● PROBLEM REQUIREMENTS: Your job is to report every line of the entries that has "personeriabarrancabermeja".
─── ENTRIES SHOWN
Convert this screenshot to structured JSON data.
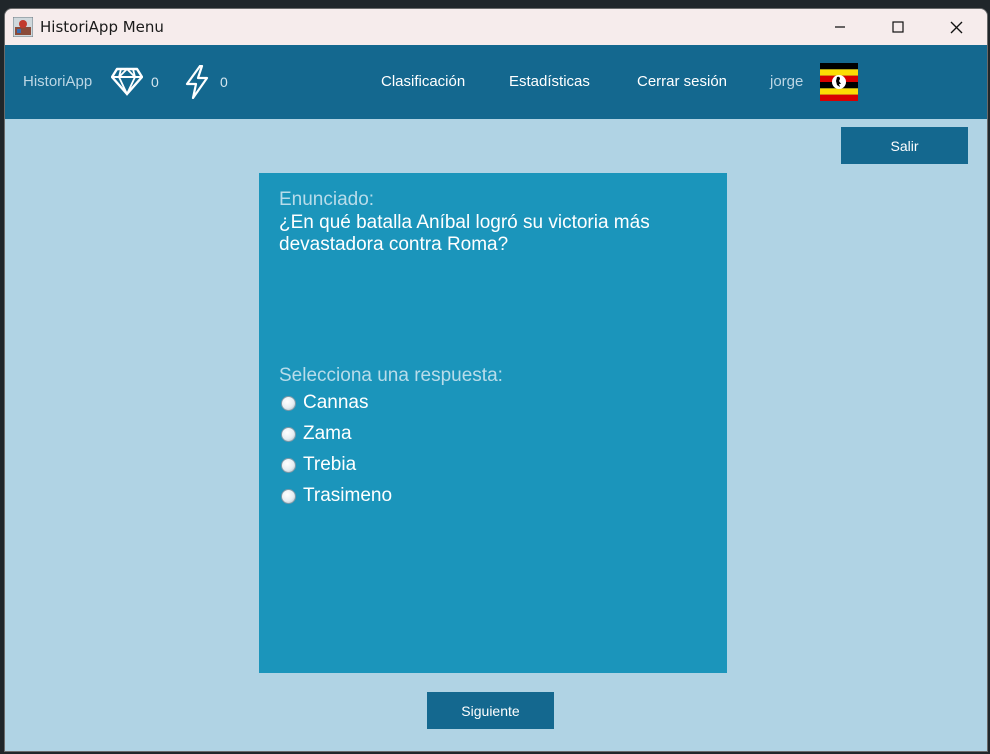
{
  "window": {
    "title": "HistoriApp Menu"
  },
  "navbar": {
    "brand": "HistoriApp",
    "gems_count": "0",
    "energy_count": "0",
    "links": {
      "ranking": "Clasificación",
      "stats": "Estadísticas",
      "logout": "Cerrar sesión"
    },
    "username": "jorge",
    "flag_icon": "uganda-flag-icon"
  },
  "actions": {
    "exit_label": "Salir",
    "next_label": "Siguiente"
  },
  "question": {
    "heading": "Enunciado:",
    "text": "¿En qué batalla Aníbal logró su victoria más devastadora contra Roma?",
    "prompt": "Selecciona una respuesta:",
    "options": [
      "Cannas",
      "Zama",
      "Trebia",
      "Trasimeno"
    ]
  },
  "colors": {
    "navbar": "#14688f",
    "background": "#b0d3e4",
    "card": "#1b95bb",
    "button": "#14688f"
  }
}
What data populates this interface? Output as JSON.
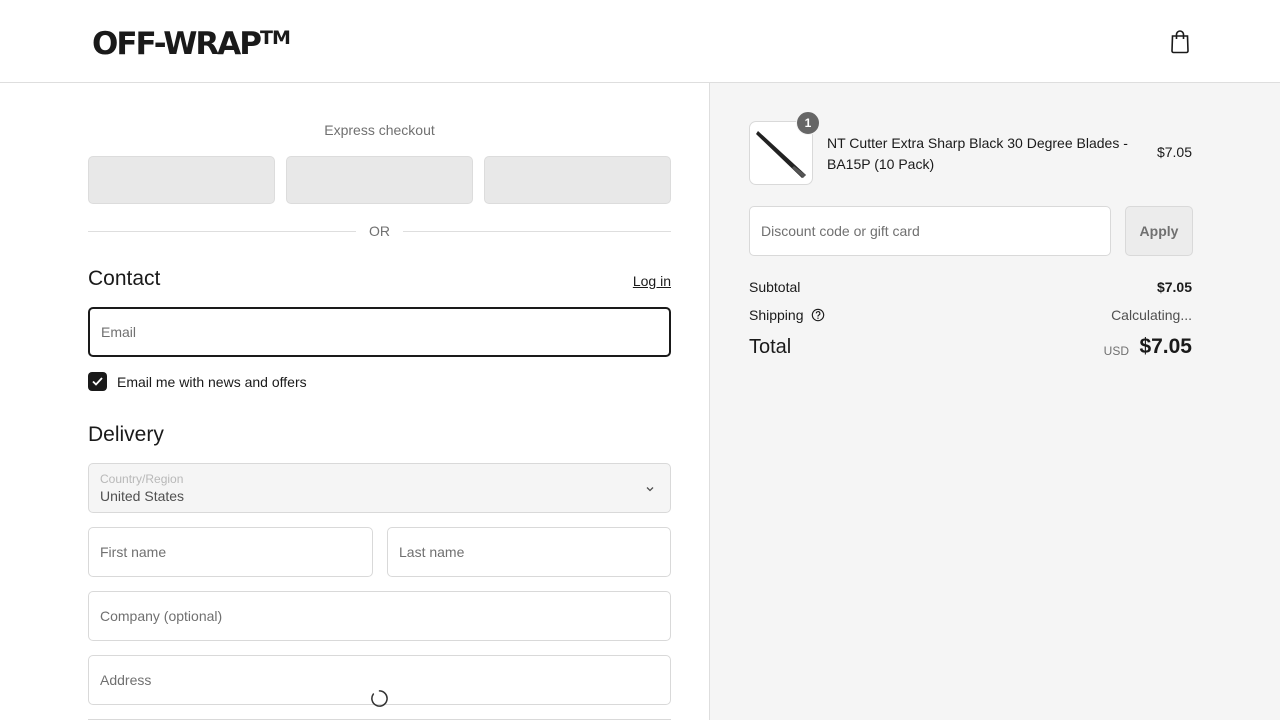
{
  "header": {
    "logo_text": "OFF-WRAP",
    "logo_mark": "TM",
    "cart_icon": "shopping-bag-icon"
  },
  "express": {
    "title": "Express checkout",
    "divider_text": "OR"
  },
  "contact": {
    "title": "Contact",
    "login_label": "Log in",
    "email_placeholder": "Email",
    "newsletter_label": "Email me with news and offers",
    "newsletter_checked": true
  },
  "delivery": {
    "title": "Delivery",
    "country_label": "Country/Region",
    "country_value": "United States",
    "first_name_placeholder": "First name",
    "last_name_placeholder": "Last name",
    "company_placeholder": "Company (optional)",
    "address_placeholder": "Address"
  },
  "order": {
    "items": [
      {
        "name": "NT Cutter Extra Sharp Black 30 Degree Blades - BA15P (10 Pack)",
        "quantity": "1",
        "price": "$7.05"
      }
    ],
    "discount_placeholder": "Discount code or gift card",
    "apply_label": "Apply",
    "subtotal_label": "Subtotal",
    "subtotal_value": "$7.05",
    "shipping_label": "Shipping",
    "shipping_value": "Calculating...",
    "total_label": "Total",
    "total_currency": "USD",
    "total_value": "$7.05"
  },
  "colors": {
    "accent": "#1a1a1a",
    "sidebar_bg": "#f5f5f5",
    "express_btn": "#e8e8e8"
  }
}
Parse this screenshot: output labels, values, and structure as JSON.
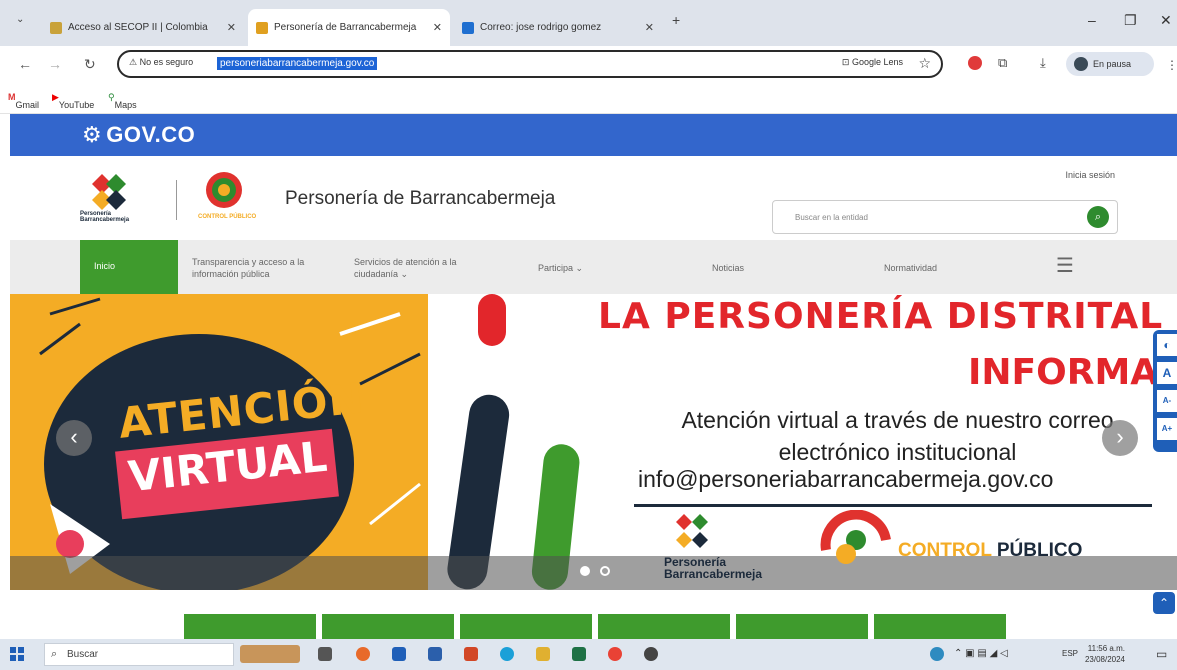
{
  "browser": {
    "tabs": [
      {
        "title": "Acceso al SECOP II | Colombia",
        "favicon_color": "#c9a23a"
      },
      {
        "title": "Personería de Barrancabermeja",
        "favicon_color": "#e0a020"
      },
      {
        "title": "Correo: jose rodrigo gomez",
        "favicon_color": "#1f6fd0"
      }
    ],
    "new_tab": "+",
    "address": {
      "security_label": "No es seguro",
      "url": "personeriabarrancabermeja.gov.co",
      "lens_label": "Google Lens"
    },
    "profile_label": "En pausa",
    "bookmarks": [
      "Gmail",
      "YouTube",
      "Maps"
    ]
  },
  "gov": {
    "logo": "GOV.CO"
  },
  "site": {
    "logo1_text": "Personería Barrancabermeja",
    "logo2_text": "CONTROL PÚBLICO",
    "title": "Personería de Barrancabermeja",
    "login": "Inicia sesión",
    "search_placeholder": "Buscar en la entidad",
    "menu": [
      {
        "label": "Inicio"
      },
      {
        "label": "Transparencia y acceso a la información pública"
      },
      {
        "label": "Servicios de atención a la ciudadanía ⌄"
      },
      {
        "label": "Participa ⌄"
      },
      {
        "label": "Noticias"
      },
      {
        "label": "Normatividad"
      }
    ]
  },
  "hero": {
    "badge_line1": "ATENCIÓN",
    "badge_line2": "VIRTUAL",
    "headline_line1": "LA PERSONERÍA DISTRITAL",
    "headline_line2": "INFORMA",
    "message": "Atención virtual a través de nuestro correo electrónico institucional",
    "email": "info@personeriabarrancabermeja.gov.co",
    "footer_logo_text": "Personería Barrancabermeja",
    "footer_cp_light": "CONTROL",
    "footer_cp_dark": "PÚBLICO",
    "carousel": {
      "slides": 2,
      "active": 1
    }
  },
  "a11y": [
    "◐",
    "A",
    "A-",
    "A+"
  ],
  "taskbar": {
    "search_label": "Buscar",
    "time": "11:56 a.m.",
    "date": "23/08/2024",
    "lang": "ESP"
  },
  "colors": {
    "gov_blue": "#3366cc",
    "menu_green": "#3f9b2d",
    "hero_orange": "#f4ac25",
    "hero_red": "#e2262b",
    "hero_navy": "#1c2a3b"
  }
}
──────
● SOLUTION TO THIS TASK:
      "url": "personeriabarrancabermeja.gov.co",
    "email": "info@personeriabarrancabermeja.gov.co",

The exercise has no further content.